GIVEN DATA below:

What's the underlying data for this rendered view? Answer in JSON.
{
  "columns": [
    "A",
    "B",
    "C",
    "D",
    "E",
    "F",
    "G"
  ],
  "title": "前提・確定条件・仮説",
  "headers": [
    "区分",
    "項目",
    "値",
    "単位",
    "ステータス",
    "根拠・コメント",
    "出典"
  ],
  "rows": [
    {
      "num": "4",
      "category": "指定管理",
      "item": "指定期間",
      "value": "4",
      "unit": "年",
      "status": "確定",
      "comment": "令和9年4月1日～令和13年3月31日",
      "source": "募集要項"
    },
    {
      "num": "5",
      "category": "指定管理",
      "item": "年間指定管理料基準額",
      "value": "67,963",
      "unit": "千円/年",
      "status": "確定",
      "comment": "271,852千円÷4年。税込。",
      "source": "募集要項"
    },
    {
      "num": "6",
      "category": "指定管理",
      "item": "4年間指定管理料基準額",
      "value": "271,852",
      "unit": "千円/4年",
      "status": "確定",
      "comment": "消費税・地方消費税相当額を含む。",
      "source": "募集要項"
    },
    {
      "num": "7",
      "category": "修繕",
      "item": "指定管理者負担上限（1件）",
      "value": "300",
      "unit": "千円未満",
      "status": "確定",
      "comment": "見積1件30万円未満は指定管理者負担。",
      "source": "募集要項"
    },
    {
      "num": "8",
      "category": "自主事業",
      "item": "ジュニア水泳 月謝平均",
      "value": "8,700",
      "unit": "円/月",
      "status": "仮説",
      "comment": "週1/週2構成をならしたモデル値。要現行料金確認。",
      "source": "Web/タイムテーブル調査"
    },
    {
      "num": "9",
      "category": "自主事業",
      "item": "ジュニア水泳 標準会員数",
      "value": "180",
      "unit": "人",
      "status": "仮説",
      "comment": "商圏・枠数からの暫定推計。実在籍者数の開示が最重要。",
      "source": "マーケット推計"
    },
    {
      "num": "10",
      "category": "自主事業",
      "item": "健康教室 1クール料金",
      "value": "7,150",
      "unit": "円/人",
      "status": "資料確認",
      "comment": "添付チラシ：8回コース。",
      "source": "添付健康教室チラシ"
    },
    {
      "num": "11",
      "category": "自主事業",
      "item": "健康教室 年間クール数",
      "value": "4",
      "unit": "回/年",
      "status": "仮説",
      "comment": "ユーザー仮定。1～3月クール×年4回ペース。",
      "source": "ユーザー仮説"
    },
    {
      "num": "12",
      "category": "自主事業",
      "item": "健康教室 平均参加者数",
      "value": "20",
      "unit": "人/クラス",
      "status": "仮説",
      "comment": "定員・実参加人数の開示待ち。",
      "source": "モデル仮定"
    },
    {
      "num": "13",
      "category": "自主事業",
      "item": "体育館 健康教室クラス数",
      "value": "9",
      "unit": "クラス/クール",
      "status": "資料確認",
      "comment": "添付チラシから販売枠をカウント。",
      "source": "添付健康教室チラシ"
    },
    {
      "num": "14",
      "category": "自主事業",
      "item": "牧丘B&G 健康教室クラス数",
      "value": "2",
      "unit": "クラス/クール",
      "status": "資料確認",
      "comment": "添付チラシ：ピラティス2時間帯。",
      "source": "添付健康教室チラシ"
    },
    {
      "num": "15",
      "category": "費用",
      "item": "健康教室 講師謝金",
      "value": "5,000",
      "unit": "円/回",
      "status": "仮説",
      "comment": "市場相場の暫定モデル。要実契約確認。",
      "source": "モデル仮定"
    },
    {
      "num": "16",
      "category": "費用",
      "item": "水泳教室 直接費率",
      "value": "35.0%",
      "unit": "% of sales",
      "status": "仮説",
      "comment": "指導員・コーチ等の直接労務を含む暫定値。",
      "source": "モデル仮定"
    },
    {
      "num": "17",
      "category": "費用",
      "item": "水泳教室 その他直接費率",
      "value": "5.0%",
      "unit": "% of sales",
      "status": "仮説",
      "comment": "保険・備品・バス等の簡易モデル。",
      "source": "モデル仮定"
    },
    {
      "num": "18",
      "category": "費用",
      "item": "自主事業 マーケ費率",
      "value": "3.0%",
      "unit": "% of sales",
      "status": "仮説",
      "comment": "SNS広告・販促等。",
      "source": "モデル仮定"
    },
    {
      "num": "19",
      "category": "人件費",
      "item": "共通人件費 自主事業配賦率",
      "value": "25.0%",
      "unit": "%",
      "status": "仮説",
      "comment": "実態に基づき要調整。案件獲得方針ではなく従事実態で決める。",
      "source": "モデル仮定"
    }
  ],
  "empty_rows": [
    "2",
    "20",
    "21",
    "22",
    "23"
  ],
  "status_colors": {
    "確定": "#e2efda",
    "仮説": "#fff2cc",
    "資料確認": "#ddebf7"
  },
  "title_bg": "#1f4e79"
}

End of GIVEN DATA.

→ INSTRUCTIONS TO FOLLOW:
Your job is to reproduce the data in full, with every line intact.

→ OUTPUT BELOW:
What's the underlying data for this rendered view? Answer in JSON.
{
  "columns": [
    "A",
    "B",
    "C",
    "D",
    "E",
    "F",
    "G"
  ],
  "title": "前提・確定条件・仮説",
  "headers": [
    "区分",
    "項目",
    "値",
    "単位",
    "ステータス",
    "根拠・コメント",
    "出典"
  ],
  "rows": [
    {
      "num": "4",
      "category": "指定管理",
      "item": "指定期間",
      "value": "4",
      "unit": "年",
      "status": "確定",
      "comment": "令和9年4月1日～令和13年3月31日",
      "source": "募集要項"
    },
    {
      "num": "5",
      "category": "指定管理",
      "item": "年間指定管理料基準額",
      "value": "67,963",
      "unit": "千円/年",
      "status": "確定",
      "comment": "271,852千円÷4年。税込。",
      "source": "募集要項"
    },
    {
      "num": "6",
      "category": "指定管理",
      "item": "4年間指定管理料基準額",
      "value": "271,852",
      "unit": "千円/4年",
      "status": "確定",
      "comment": "消費税・地方消費税相当額を含む。",
      "source": "募集要項"
    },
    {
      "num": "7",
      "category": "修繕",
      "item": "指定管理者負担上限（1件）",
      "value": "300",
      "unit": "千円未満",
      "status": "確定",
      "comment": "見積1件30万円未満は指定管理者負担。",
      "source": "募集要項"
    },
    {
      "num": "8",
      "category": "自主事業",
      "item": "ジュニア水泳 月謝平均",
      "value": "8,700",
      "unit": "円/月",
      "status": "仮説",
      "comment": "週1/週2構成をならしたモデル値。要現行料金確認。",
      "source": "Web/タイムテーブル調査"
    },
    {
      "num": "9",
      "category": "自主事業",
      "item": "ジュニア水泳 標準会員数",
      "value": "180",
      "unit": "人",
      "status": "仮説",
      "comment": "商圏・枠数からの暫定推計。実在籍者数の開示が最重要。",
      "source": "マーケット推計"
    },
    {
      "num": "10",
      "category": "自主事業",
      "item": "健康教室 1クール料金",
      "value": "7,150",
      "unit": "円/人",
      "status": "資料確認",
      "comment": "添付チラシ：8回コース。",
      "source": "添付健康教室チラシ"
    },
    {
      "num": "11",
      "category": "自主事業",
      "item": "健康教室 年間クール数",
      "value": "4",
      "unit": "回/年",
      "status": "仮説",
      "comment": "ユーザー仮定。1～3月クール×年4回ペース。",
      "source": "ユーザー仮説"
    },
    {
      "num": "12",
      "category": "自主事業",
      "item": "健康教室 平均参加者数",
      "value": "20",
      "unit": "人/クラス",
      "status": "仮説",
      "comment": "定員・実参加人数の開示待ち。",
      "source": "モデル仮定"
    },
    {
      "num": "13",
      "category": "自主事業",
      "item": "体育館 健康教室クラス数",
      "value": "9",
      "unit": "クラス/クール",
      "status": "資料確認",
      "comment": "添付チラシから販売枠をカウント。",
      "source": "添付健康教室チラシ"
    },
    {
      "num": "14",
      "category": "自主事業",
      "item": "牧丘B&G 健康教室クラス数",
      "value": "2",
      "unit": "クラス/クール",
      "status": "資料確認",
      "comment": "添付チラシ：ピラティス2時間帯。",
      "source": "添付健康教室チラシ"
    },
    {
      "num": "15",
      "category": "費用",
      "item": "健康教室 講師謝金",
      "value": "5,000",
      "unit": "円/回",
      "status": "仮説",
      "comment": "市場相場の暫定モデル。要実契約確認。",
      "source": "モデル仮定"
    },
    {
      "num": "16",
      "category": "費用",
      "item": "水泳教室 直接費率",
      "value": "35.0%",
      "unit": "% of sales",
      "status": "仮説",
      "comment": "指導員・コーチ等の直接労務を含む暫定値。",
      "source": "モデル仮定"
    },
    {
      "num": "17",
      "category": "費用",
      "item": "水泳教室 その他直接費率",
      "value": "5.0%",
      "unit": "% of sales",
      "status": "仮説",
      "comment": "保険・備品・バス等の簡易モデル。",
      "source": "モデル仮定"
    },
    {
      "num": "18",
      "category": "費用",
      "item": "自主事業 マーケ費率",
      "value": "3.0%",
      "unit": "% of sales",
      "status": "仮説",
      "comment": "SNS広告・販促等。",
      "source": "モデル仮定"
    },
    {
      "num": "19",
      "category": "人件費",
      "item": "共通人件費 自主事業配賦率",
      "value": "25.0%",
      "unit": "%",
      "status": "仮説",
      "comment": "実態に基づき要調整。案件獲得方針ではなく従事実態で決める。",
      "source": "モデル仮定"
    }
  ],
  "empty_rows": [
    "2",
    "20",
    "21",
    "22",
    "23"
  ],
  "status_colors": {
    "確定": "#e2efda",
    "仮説": "#fff2cc",
    "資料確認": "#ddebf7"
  },
  "title_bg": "#1f4e79"
}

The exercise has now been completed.